Veggie U Success Story By Amy Fovargue
“Our students are eating better, making better choices for snacks, and getting up on their feet to live healthier lifestyles, that will in turn help them grow into adults who live life to its fullest.” This is a testimony from a special needs teacher using Veggie U curriculum.
“I have always been interested in helping my students make better choices about food and daily exercise and this was the greatest gift, to have a program that was designed to do just that. To top it off, Veggie U A+ was already aligned with the Ohio Academic Content standards-extended version (which are used for students with learning disabilities),” said Kristin Dickerhoff a teacher at Murray Ridge schools in Elyria.
“This was such a bonus as an educator, to have a complete comprehensive curriculum that was already aligned with the standards and had all the materials needed to teach sensory friendly lessons of such an important nature. All supplies, materials, and lesson plans were already written and the corresponding hands on worksheets were provided as well, along with an accompanying DVD and IPad app,” she explained.
In her classroom of students with autism, many of them have severe sensory issues who avoid various food textures and smells and are often so fixated on only eating certain foods. Therefore, they often do not get adequate nutrition. Having the opportunity to show children how “Good Food” reaches their plates was such a blessing, she said.

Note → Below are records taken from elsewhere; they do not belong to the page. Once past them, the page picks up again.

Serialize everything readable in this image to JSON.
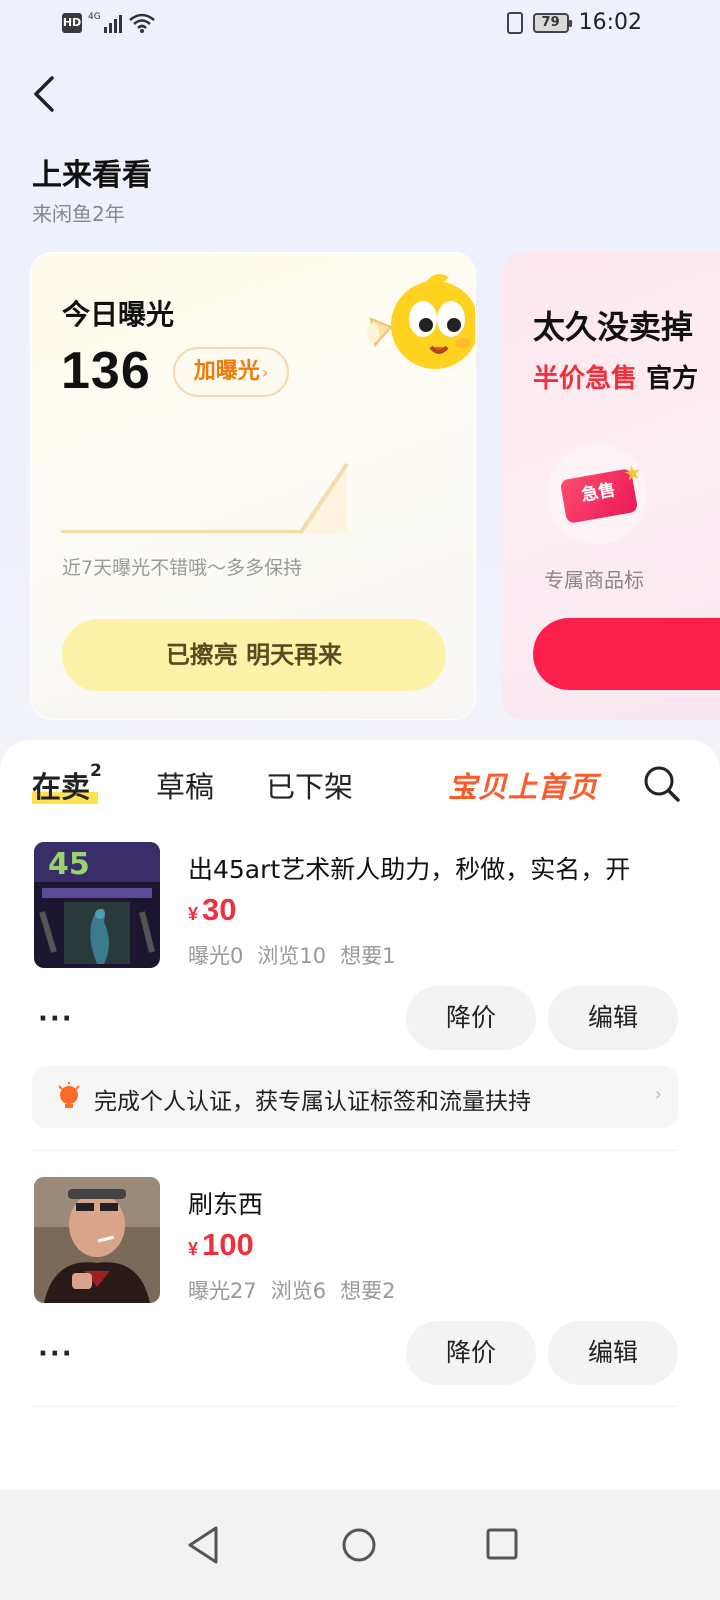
{
  "status_bar": {
    "hd": "HD",
    "network": "4G",
    "battery": "79",
    "time": "16:02"
  },
  "header": {
    "title": "上来看看",
    "subtitle": "来闲鱼2年"
  },
  "exposure_card": {
    "label": "今日曝光",
    "value": "136",
    "boost_label": "加曝光",
    "note": "近7天曝光不错哦～多多保持",
    "polish_button": "已擦亮 明天再来"
  },
  "sale_card": {
    "title": "太久没卖掉",
    "subtitle_red": "半价急售",
    "subtitle_rest": "官方",
    "badge_text": "急售",
    "feature": "专属商品标"
  },
  "tabs": {
    "on_sale": "在卖",
    "on_sale_count": "2",
    "drafts": "草稿",
    "removed": "已下架",
    "promo": "宝贝上首页"
  },
  "items": [
    {
      "title": "出45art艺术新人助力，秒做，实名，开",
      "currency": "¥",
      "price": "30",
      "stats": [
        "曝光0",
        "浏览10",
        "想要1"
      ],
      "more": "···",
      "reduce_price": "降价",
      "edit": "编辑"
    },
    {
      "title": "刷东西",
      "currency": "¥",
      "price": "100",
      "stats": [
        "曝光27",
        "浏览6",
        "想要2"
      ],
      "more": "···",
      "reduce_price": "降价",
      "edit": "编辑"
    }
  ],
  "verify_banner": {
    "text": "完成个人认证，获专属认证标签和流量扶持"
  },
  "colors": {
    "accent_red": "#f0303c",
    "highlight_yellow": "#ffe34d",
    "promo_orange": "#ff5a2a",
    "polish_yellow": "#fdf2a8",
    "cta_red": "#fb1f4c"
  },
  "icons": {
    "back": "chevron-left-icon",
    "search": "search-icon",
    "nav_back": "triangle-back-icon",
    "nav_home": "circle-home-icon",
    "nav_recent": "square-recent-icon"
  }
}
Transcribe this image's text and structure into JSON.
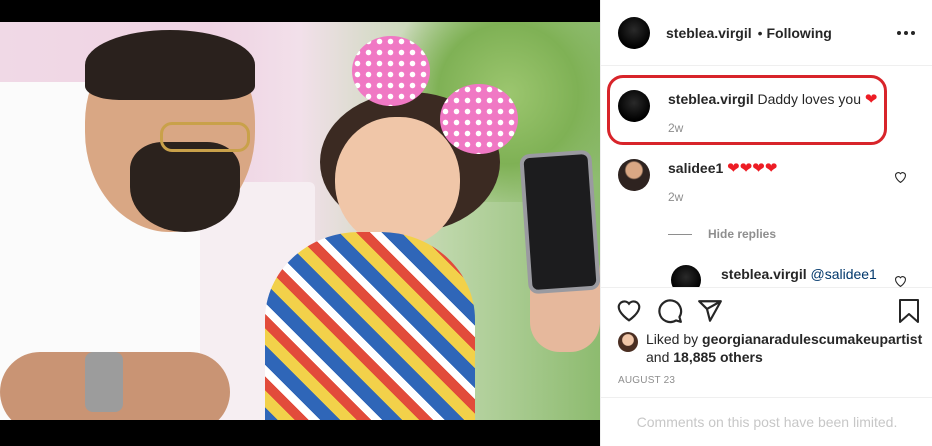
{
  "post": {
    "author": "steblea.virgil",
    "follow_status": "Following",
    "separator": "•",
    "more_icon": "more-horizontal-icon"
  },
  "comments": [
    {
      "username": "steblea.virgil",
      "text": "Daddy loves you",
      "emoji": "❤",
      "time": "2w",
      "highlighted": true
    },
    {
      "username": "salidee1",
      "text": "",
      "emoji": "❤❤❤❤",
      "time": "2w",
      "highlighted": false
    }
  ],
  "replies_toggle": "Hide replies",
  "reply": {
    "username": "steblea.virgil",
    "mention": "@salidee1"
  },
  "actions": {
    "like_icon": "heart-outline-icon",
    "comment_icon": "comment-icon",
    "share_icon": "paper-plane-icon",
    "save_icon": "bookmark-icon"
  },
  "likes": {
    "prefix": "Liked by",
    "user": "georgianaradulescumakeupartist",
    "middle": "and",
    "count": "18,885 others"
  },
  "date": "AUGUST 23",
  "comment_notice": "Comments on this post have been limited.",
  "colors": {
    "highlight": "#d8242a",
    "heart": "#ed1c24",
    "link": "#00376b"
  }
}
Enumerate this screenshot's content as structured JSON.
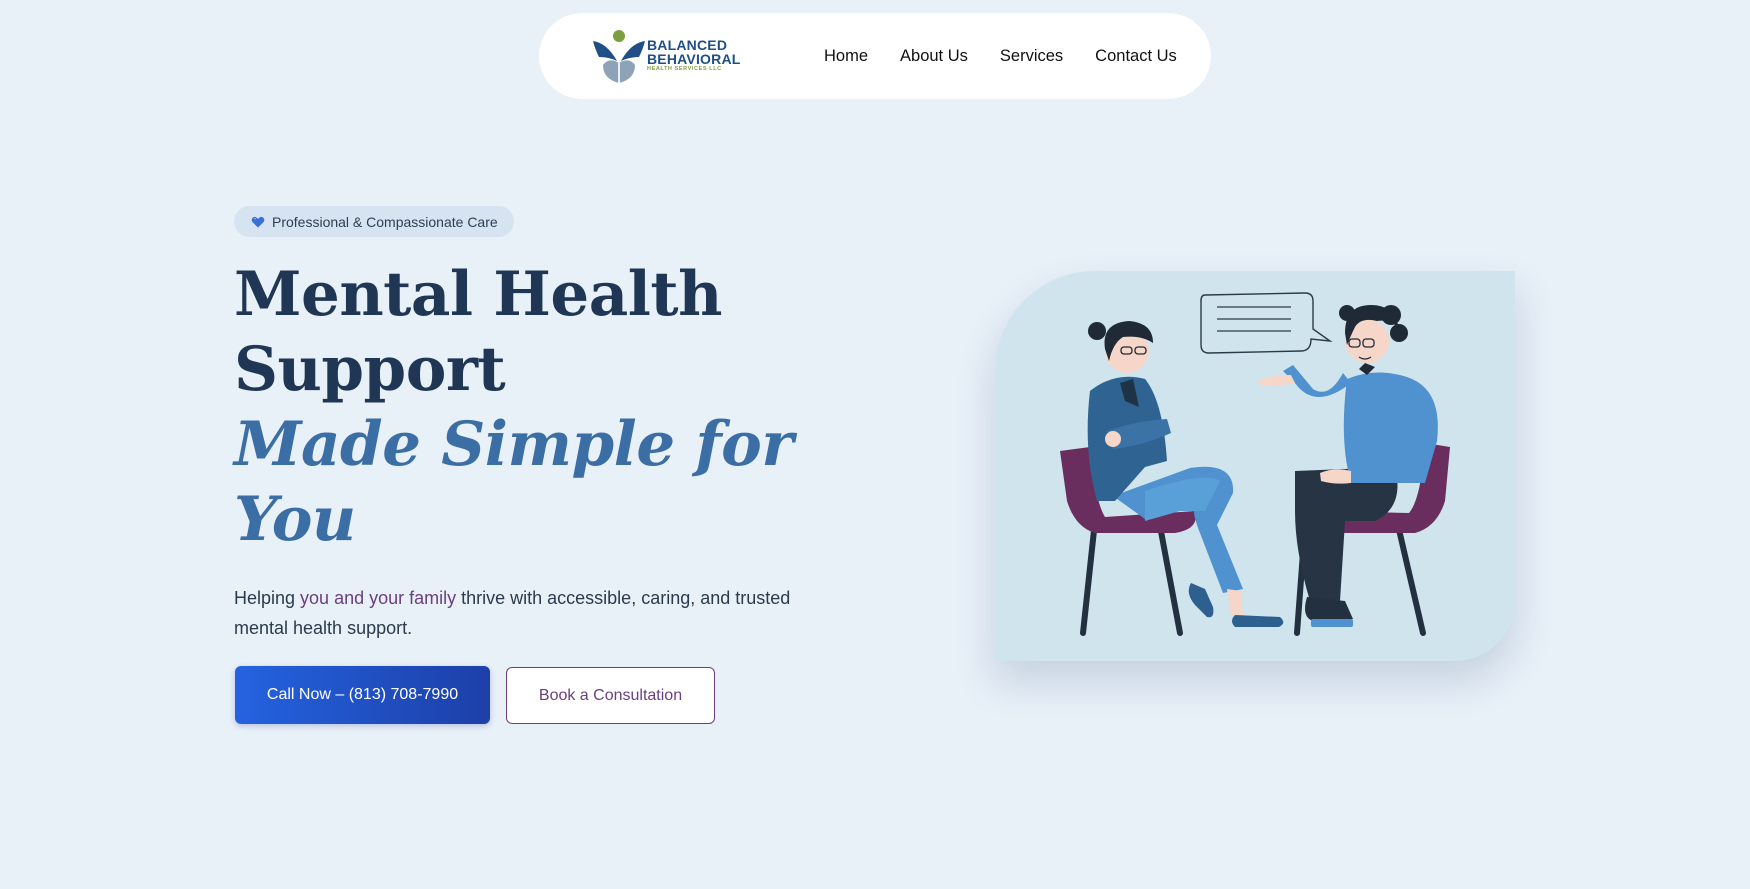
{
  "nav": {
    "logo": {
      "line1": "BALANCED",
      "line2": "BEHAVIORAL",
      "line3": "HEALTH SERVICES LLC"
    },
    "links": [
      "Home",
      "About Us",
      "Services",
      "Contact Us"
    ]
  },
  "hero": {
    "badge_icon": "heart-icon",
    "badge_text": "Professional & Compassionate Care",
    "headline_line1": "Mental Health",
    "headline_line2": "Support",
    "headline_accent_line1": "Made Simple for",
    "headline_accent_line2": "You",
    "sub_part1": "Helping ",
    "sub_highlight": "you and your family",
    "sub_part2": " thrive with accessible, caring, and trusted mental health support.",
    "primary_button": "Call Now – (813) 708-7990",
    "secondary_button": "Book a Consultation"
  },
  "colors": {
    "background": "#e8f0f8",
    "heading": "#1f3654",
    "accent": "#3b6ea5",
    "highlight": "#6b3f7e",
    "primary_button": "#2463e0",
    "illustration_bg": "#cfe4ec"
  }
}
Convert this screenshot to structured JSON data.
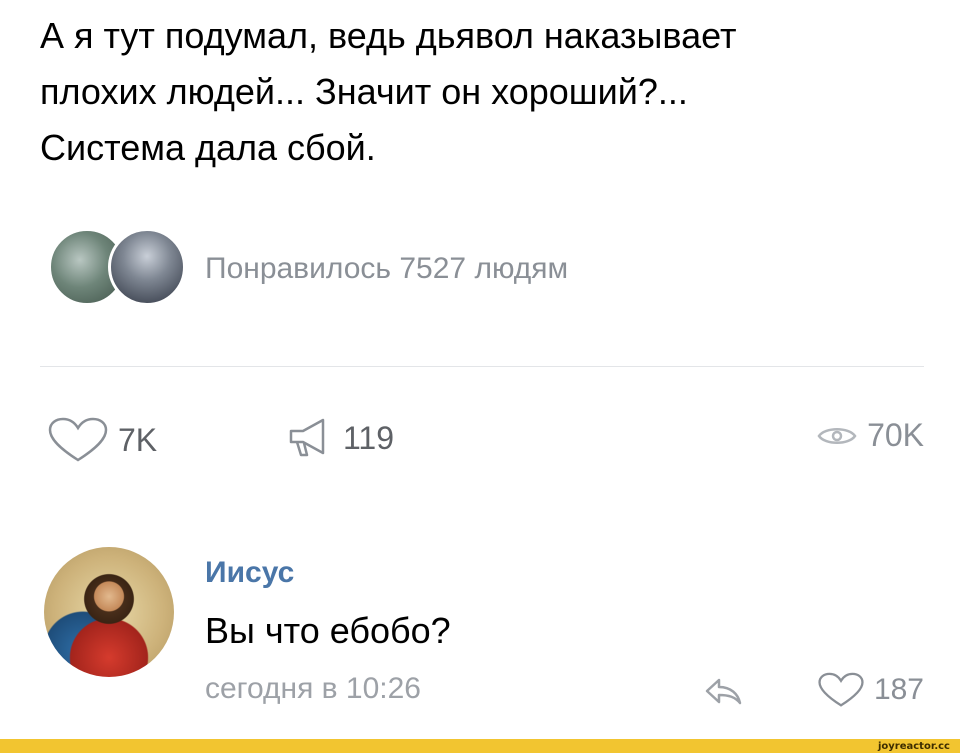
{
  "post": {
    "lines": [
      "А я тут подумал, ведь дьявол наказывает",
      "плохих людей... Значит он хороший?...",
      "Система дала сбой."
    ]
  },
  "likers": {
    "text": "Понравилось 7527 людям"
  },
  "actions": {
    "likes": "7K",
    "shares": "119",
    "views": "70K"
  },
  "comment": {
    "author": "Иисус",
    "text": "Вы что ебобо?",
    "time": "сегодня в 10:26",
    "likes": "187"
  },
  "footer": {
    "watermark": "joyreactor.cc"
  },
  "colors": {
    "link_blue": "#4a76a8",
    "muted_gray": "#8a8f96",
    "footer_yellow": "#f2c530"
  }
}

“I was completely blown away at how these precious students, who on a typical day would only choose to munch on crunchy chips or soft yogurt, were trying raw veggies during the first week’s veggie tasting” lesson,” she said.
Even more exciting, students who would never be accepting of the slimy texture of a worm were handling the live worms that were delivered to our room by the Veggie U representative, Susan Fain, for our worm farm in week three. “I can’t say enough about how much this curriculum has changed the lives of each and every one of my students and how it has evolved into so much more,” Dickerhoff said.
Since the inception of Veggie U at her school, she has instilled “Healthy Snack Wednesday” in their primary wing of 50 students. Every Wednesday, each student in the primary wing gets a healthy snack that is prepared by her class and then delivered to each classroom while Dickerhoff’s students practice their communication skills during delivery. Her school has also, opened up a fitness room that she created in one of the empty classrooms. It is now giving each primary student 60 extra minutes of structured gross motor exercise besides the 60 minutes of scheduled adapted gym class each week.
Dickerhoff looks forward to a continued relationship with Veggie U A+ and blessing my students with this amazing program. I have Veggie U A+ and our sponsors Nordson Corporation to thank for this wonderful asset that we have been blessed with here at Murray Ridge School.
Veggie U delivers gardens to classrooms in order to teach plant science and health in a unique, hands-on way. They know that school gardens are outstanding learning tools, but are not always practical as they are hampered by weather conditions, school property constraints, and educators’ time. Veggie U can be part of the school day, and a tool for teachers regardless of their gardening experience.
Healthy soils grow healthy vegetables and healthy kids!
Susan Fain, special needs program coordinator at Veggie U explained, “Each classroom will receive a grow light, soil and worms to learn about plants and soil health, because we feel…Healthy soils grow healthy vegetables and healthy kids. By learning this way, they will retain that veggies are good for them and they learn to like them,” she added.
Veggie U A+ which was developed for special needs classrooms is an interdisciplinary program. Along with plant science, math and reading, both verbal and non-verbal language skills are developed. There are many opportunities for social skills practice like taking turns, working in groups and attending a party. Social stories are included in some of the chapter books, as well as life skills such as making healthy food choices and setting the table.
Veggie U A+ designed for special needs classrooms is currently in its third year in the classrooms. The first year it was piloted to 30 classes, the second year was 90 and now it is out in 100 classes, said Fain. “We love what teachers are doing with it! We have schools such as Elyria that have added it to their wellness program. I have never heard of one student that won’t touch or taste what they grow. The growing of their own food makes them more confident. The parents are not having such a battle at dinner time. It gives the special needs kids a sense of doing something positive and creates a culture of wellness”.
“The kids love to show off what they do. They are so proud. They learn to take care of a growing thing and respect and nurture it. It gives those students a chance to take care of something,” Fain explained. Teachers are finding that the program is helpful for students with a variety of learning disabilities and diagnoses. The kids love to get their hands dirty and get very excited about it, she added.
Veggie U is an Ohio based non-profit that works hard to provide classroom gardens at no cost to schools. They are able to do this, through the generosity of their donors and grantors. Sometimes their funding is restricted by donors to specific geographic areas or populations. If funding isn’t available for a particular school, we work with the school to identify local sources of funds. A new classroom garden with curriculum is $450 per classroom. The perishable contents of the gardens can be replenished for $225 in subsequent years.
Veggie U is hampered in their growth with a lack of funding. Only 10% of the kits are purchased outright by the schools. They try to find funding for the other 90%. They have a waiting list. To donate or learn more about what the program includes go to VeggieU.org.